In a Share Prospectus released by the PST, they said: “the accumulated losses we have made in the recent ownerships have left us in League 1, put Pompey at risk and tested the goodwill towards the club from the community to its limits.
“With the damage that has been done over the past few years, the only chance for PFC to survive in the long term is to become sustainable.”
The one thing preventing the Trust’s takeover is Chanrai is refusing to sell Fratton Park for market value as he is using it to protect money he is apparently owed.
The club has already offered him a respectable £2.75 million, but the businessman has refused.
So the decision whether or not the PST take control of the club relies on a court decision on the 13th and 14th of December 2012 regarding the sale of Fratton Park.
If the PST win the hearing, then an independent valuation will be made and property developer Stuart Robinson will buy the stadium and lease it back to Pompey.
But if Chanrai wins the court case, then Pompey will either be liquidated or rebought by Chanrai.
So fundamentally, the future of Portsmouth Football Club remains with the High Court.
Should the Trust succeed, the club would then be able to start from scratch, and rebuild from top to bottom.
In an official statement from the PST, Ashley Brown, Chairman of the Portsmouth Supporters’ Trust said: “There is a lot of work to be done, but the PST’s ethos is clear: run the club both transparently and honestly, with the fans at the heart of Portsmouth FC. “
Fans can for the first time in years, feel confident that their club will be run in a professional and resourceful manner.
Players will be brought in on basic salaries, rather than ludicrous Champions League salaries. Owners will watch games, rather than watch the club’s funds pour into their pockets.
It may take a while to transform Fratton Park into a fortress again, but once the club’s toxins have been flushed, the Pompey Chimes will finally be heard roaring throughout the stadium once again.

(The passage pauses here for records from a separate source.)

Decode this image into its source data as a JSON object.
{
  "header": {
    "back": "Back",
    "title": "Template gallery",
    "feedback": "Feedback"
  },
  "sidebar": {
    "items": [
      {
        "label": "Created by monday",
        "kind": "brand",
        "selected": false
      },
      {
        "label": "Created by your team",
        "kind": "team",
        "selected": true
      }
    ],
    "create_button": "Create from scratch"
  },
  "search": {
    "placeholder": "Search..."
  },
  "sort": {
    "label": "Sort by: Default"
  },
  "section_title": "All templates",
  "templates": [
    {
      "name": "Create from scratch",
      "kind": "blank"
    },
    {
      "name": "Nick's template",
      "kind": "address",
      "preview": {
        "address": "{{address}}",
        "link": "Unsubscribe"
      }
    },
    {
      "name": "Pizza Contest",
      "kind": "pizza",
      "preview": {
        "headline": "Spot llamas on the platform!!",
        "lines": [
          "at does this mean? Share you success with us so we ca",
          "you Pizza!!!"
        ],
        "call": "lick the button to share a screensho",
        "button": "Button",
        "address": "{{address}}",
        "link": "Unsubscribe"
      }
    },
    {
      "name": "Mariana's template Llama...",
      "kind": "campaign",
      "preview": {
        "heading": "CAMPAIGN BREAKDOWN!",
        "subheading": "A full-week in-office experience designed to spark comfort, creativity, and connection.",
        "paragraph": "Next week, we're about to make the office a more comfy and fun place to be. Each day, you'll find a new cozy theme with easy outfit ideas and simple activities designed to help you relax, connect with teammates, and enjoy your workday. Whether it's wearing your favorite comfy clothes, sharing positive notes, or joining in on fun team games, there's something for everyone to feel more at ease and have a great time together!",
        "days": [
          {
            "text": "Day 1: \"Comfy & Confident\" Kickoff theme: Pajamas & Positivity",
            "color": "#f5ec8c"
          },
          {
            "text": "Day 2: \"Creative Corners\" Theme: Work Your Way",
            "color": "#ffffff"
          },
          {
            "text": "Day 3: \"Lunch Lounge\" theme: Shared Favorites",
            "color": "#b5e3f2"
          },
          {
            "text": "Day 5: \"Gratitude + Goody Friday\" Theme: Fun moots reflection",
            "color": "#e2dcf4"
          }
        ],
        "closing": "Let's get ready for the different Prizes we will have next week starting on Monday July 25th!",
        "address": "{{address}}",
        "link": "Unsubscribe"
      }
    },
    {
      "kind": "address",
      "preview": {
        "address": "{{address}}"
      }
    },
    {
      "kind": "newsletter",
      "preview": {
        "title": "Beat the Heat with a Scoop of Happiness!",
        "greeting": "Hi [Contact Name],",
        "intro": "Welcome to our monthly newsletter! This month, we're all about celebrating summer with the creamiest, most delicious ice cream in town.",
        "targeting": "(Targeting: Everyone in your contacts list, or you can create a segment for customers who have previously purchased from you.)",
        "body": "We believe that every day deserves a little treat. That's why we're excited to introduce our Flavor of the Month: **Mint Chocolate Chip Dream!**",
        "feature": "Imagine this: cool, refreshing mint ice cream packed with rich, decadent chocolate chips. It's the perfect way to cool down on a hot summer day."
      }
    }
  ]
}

Pompey have had better days, with administration and league position making up only a small majority of the issues we face.
And now, with Appleton leaving us for Blackpool, things may be about to get even worse, or are they?

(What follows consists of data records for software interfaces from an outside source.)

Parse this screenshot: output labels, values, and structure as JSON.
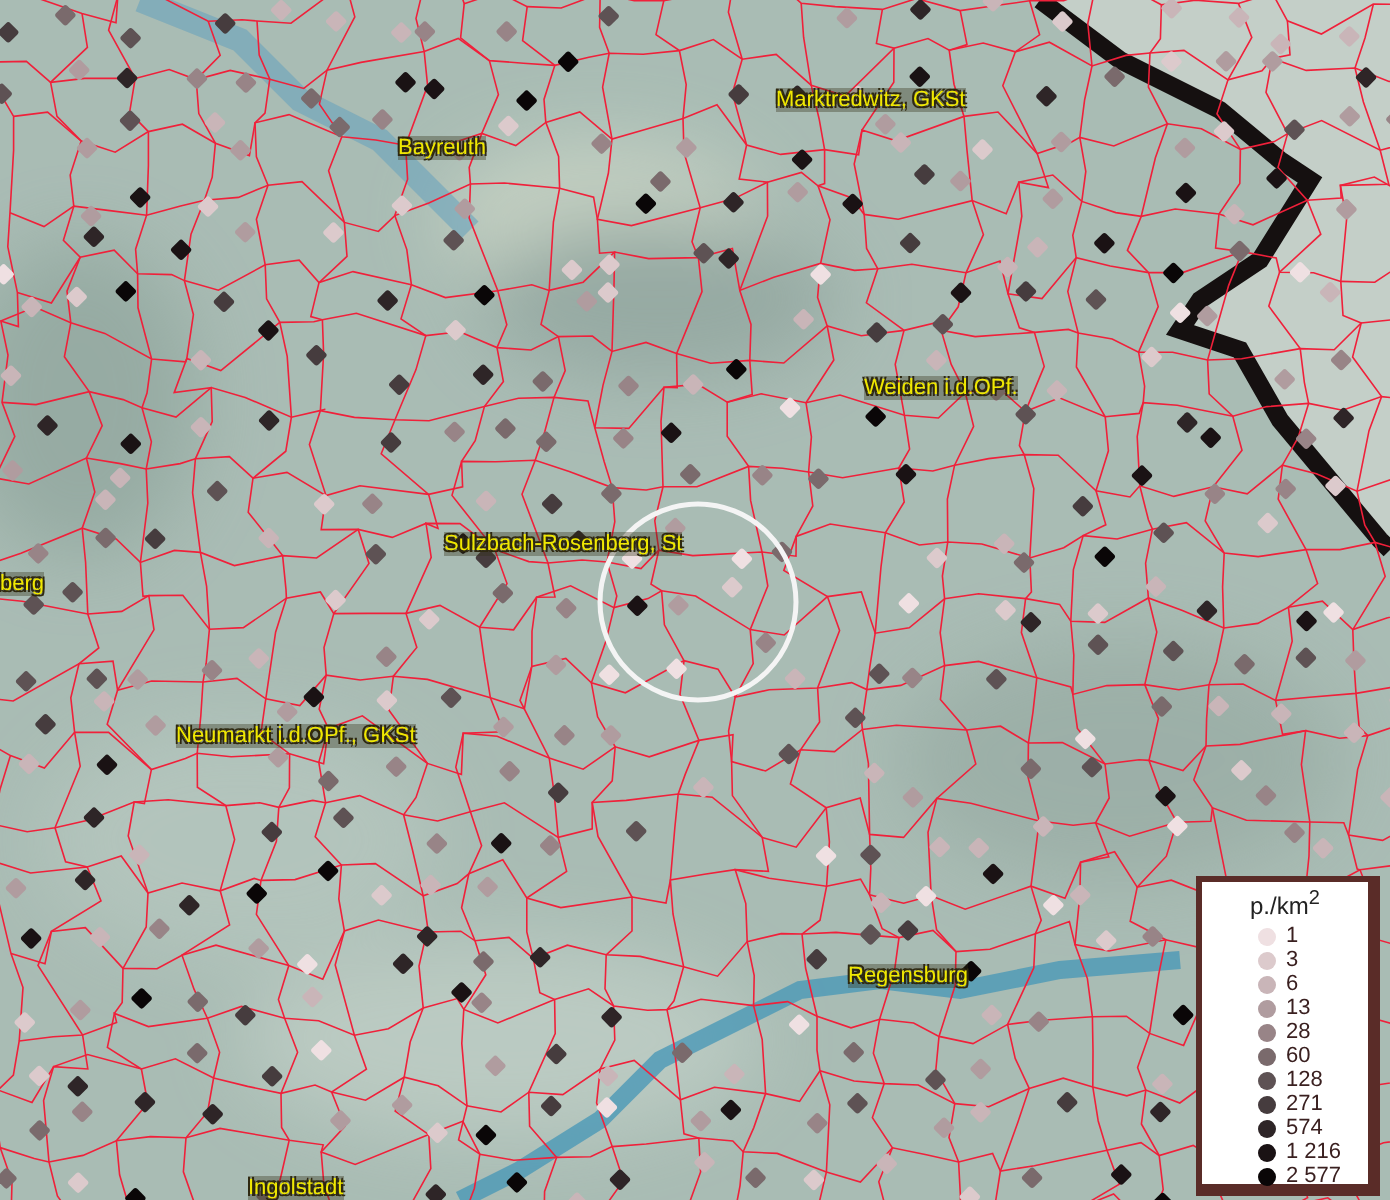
{
  "map": {
    "place_labels": [
      {
        "text": "Marktredwitz, GKSt"
      },
      {
        "text": "Bayreuth"
      },
      {
        "text": "Weiden i.d.OPf."
      },
      {
        "text": "Sulzbach-Rosenberg, St"
      },
      {
        "text": "berg"
      },
      {
        "text": "Neumarkt i.d.OPf., GKSt"
      },
      {
        "text": "Regensburg"
      },
      {
        "text": "Ingolstadt"
      }
    ]
  },
  "legend": {
    "title": "p./km$^{2}$",
    "items": [
      {
        "label": "1",
        "color": "#efe0e2"
      },
      {
        "label": "3",
        "color": "#dccacc"
      },
      {
        "label": "6",
        "color": "#c9b5b8"
      },
      {
        "label": "13",
        "color": "#b09c9f"
      },
      {
        "label": "28",
        "color": "#988487"
      },
      {
        "label": "60",
        "color": "#7a6a6c"
      },
      {
        "label": "128",
        "color": "#5e5254"
      },
      {
        "label": "271",
        "color": "#463c3e"
      },
      {
        "label": "574",
        "color": "#2e2527"
      },
      {
        "label": "1 216",
        "color": "#1a1214"
      },
      {
        "label": "2 577",
        "color": "#0a0607"
      }
    ]
  }
}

Yes Appy has stood by us through administration and relegation.
But at a time when we’re sitting 17th in League one, with the inevitable 10 points deduction meaning we’ll be sitting joint bottom in the league, I feel his decision to jump ship could not have come at a more threatening time.
Then again, this decision will either make or break Pompey.
In 51 games in charge of Pompey Appy only managed to win 13 games, with 11 draws and over double that figure in losses (27), giving him a win percentage of just 25.49%.
But in fairness to Appy, he hasn’t been working under the best of conditions, and now his hands are no longer tied I believe his true managerial skills will start to show, with Blackpool giving him the resources he needs.
Guy Whittingham on the other hand, who managed the team in a caretaker role alongside Stuart Gray between October 2011 and November 2011 rocks a 50% win record, the highest of any Pompey manager since Bob Blyth in the early 1900’s (although it is noted that Whittingham managed only 6 games – winning 3, drawing 1, and losing 2).
Guy also boasts an impressive playing career with the Blues, where he scored 99 goals in 173 league appearances, and broke the clubs record for the number of goals scored in one season – scoring 42 league goals (48 in all competitions) in the 1992–3 season.
This means what we can expect is a crowd pleasing, attacking style of play with (hopefully) plenty of goals.
So maybe it’s a positive sign that Guy is back again to take the reins of the financially stricken club, maybe it’s not.